The network morning shows on Wednesday all avoided party labels for Democrat John Edwards in the wake of the announcement that the former presidential candidate will be indicted by the Justice Department. In February, however, the same programs could not wait to highlight a disgraced conservative and tout his party ID.
ABC's Good Morning America, NBC's Today and CBS's Early Show simply referred to Edwards as "the former presidential candidate." On Today, reporter Lisa Myers sympathetically explained that "last weekend you'd never know" Edwards was in trouble.
She recounted, "Here on a baseball field in North Carolina the former presidential candidate was being a good dad, watching his son Jack play ball. No visible sign of the big trouble ahead." (Edwards also divorced his wife while she was was dying of cancer after repeatedly cheating on her.)
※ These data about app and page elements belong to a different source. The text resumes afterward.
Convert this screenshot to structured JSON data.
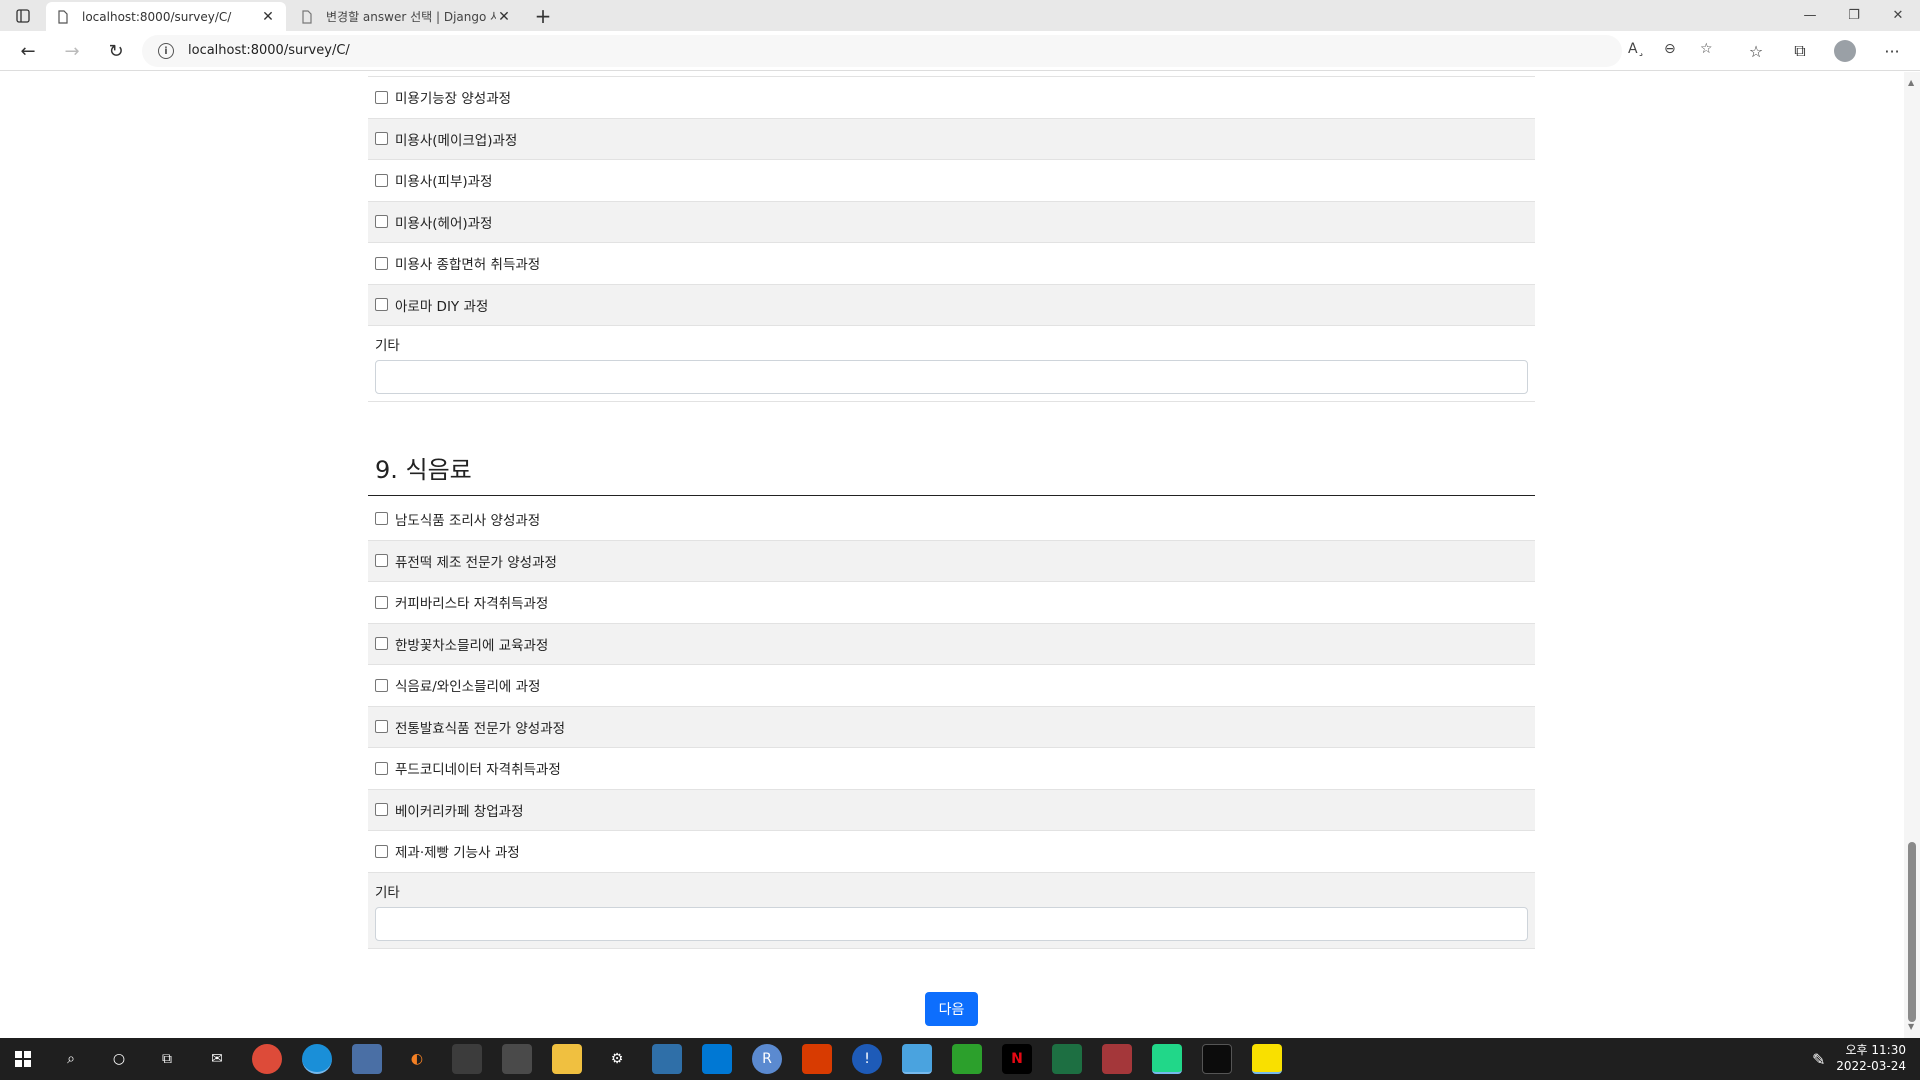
{
  "browser": {
    "tabs": [
      {
        "title": "localhost:8000/survey/C/",
        "active": true
      },
      {
        "title": "변경할 answer 선택 | Django 사이",
        "active": false
      }
    ],
    "url": "localhost:8000/survey/C/",
    "read_aloud": "A¸"
  },
  "section_prev": {
    "options": [
      "미용기능장 양성과정",
      "미용사(메이크업)과정",
      "미용사(피부)과정",
      "미용사(헤어)과정",
      "미용사 종합면허 취득과정",
      "아로마 DIY 과정"
    ],
    "etc_label": "기타"
  },
  "section_9": {
    "title": "9. 식음료",
    "options": [
      "남도식품 조리사 양성과정",
      "퓨전떡 제조 전문가 양성과정",
      "커피바리스타 자격취득과정",
      "한방꽃차소믈리에 교육과정",
      "식음료/와인소믈리에 과정",
      "전통발효식품 전문가 양성과정",
      "푸드코디네이터 자격취득과정",
      "베이커리카페 창업과정",
      "제과·제빵 기능사 과정"
    ],
    "etc_label": "기타"
  },
  "next_button": "다음",
  "taskbar": {
    "time": "오후 11:30",
    "date": "2022-03-24"
  },
  "colors": {
    "primary": "#0d6efd",
    "stripe": "#f2f2f2",
    "taskbar": "#1f1f1f"
  }
}
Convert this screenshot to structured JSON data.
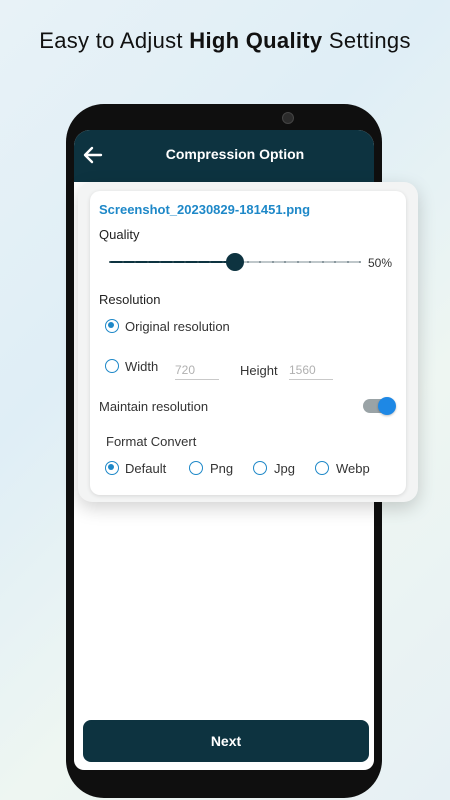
{
  "promo": {
    "headline_regular_1": "Easy to Adjust ",
    "headline_bold": "High Quality",
    "headline_regular_2": " Settings"
  },
  "appbar": {
    "title": "Compression Option",
    "back_icon": "arrow-left-icon"
  },
  "card": {
    "filename": "Screenshot_20230829-181451.png",
    "quality": {
      "label": "Quality",
      "value_percent": 50,
      "value_label": "50%"
    },
    "resolution": {
      "label": "Resolution",
      "original_option": "Original resolution",
      "original_selected": true,
      "custom": {
        "width_label": "Width",
        "width_value": "720",
        "height_label": "Height",
        "height_value": "1560"
      }
    },
    "maintain_resolution": {
      "label": "Maintain resolution",
      "enabled": true
    },
    "format_convert": {
      "label": "Format Convert",
      "options": [
        "Default",
        "Png",
        "Jpg",
        "Webp"
      ],
      "selected": "Default"
    }
  },
  "next_button": {
    "label": "Next"
  },
  "colors": {
    "primary_dark": "#0d3340",
    "accent_blue": "#1e88c8",
    "toggle_on": "#1e88e5"
  }
}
On the February 10 edition of Today, Kelly O'Donnell made sure to point out that then-Congressman Chris Lee, who resigned after shirtless photos of him surfaced, was "an up an coming conservative." A few seconds later, she reiterated, "This is the image, shirtless and flexing, that tanked the political career of Chris Lee, a conservative, Republican Congressman from Western New York."
On Good Morning America, Stephanopoulos, who on Wednesday, referred to Edwards as a "former presidential candidate, explained, "He's a Republican congressman from near Buffalo. This is still a seat likely to be held by the Republicans."
All the morning shows and the February 9 newscasts mentioned that Lee was a Republican.
Now, obviously, there's a big difference between a congressman and a presidential candidate. But, during 2008, GMA devoted 38 minutes to a town hall with Edwards. The hosts were more than happy to tout him and his Democratic beliefs in good times. But not, it would seem, on embarrassing occasions.
A transcript of Good Morning America's segment, which aired at 7:12am EDT on May 25, follows:
GEORGE STEPHANOPOULOS: We're going to turn now the breaking news overnight on the case against John Edwards. ABC News has learned that the Justice Department is prepared to indict the former presidential candidate. Bob Woodruff has been on this story from the start and he joins us now. Good morning, bob.
BOB WOODRUFF: Good morning, George. As you know, the Justice Department has been investigating this for two years now. Questioning more than a dozen witnesses. It was unclear whether they had a strong enough case to push for indictment. Now they believe that they do. The relationship with video journalist Rielle Hunter began in 2007 in the midst of John Edwards' campaign for president. In August 2008, he finally did admit this affair did you be denied paternity of Hunter's child, Francis Quinn hunter, now 3 years old.
JOHN EDWARDS: I know it's not possible that this child could be mine because of the timing of events. So, I know it's not possible. Happy to take a paternity test and would love to see it happen.
WOODRUFF: Last year, Edwards did admit the child was his. The government's case claims that campaign donations were used to cover up the affair while he ran for president. The star witness will be Andrew Young, former aide to Edwards who initially claimed Hunter's child was his. Young claims that Edwards masterminded that plot to keep the affair a secret. This affair finally ended his marriage. Elizabeth Edwards filed for legal separation and died of cancer this past December.
STEPHANOPOULOS: Okay, Bob. So, now John Edwards and his legal team, we don't know the exact timing of this indictment. But, they're going to face a choice. Do they fight it in court or reach some kind of a plea bargain?
WOODRUFF: Yeah. They go after a plea bargain. They get out of the chance he might go to trial and therefor maybe actually go to jail. But if he does, then he could be found to be, this could be a felony, and if that happens he could not be a lawyer, really, ever again.
STEPHANOPOULOS: So, that's the really choice. If he goes for the plea bargain he's not going to be able to practice law again but he won't go to jail. So, that's where has to figure whether or not to take his chances in court?
WOODRUFF: Yeah. But, we know he won't get a misdemeanor, a felony if he does go with this. But, you're right. We don't know how much time it would be if does go to jail but could be significant. If he wants to get out of that go for it, otherwise, just roll the dice.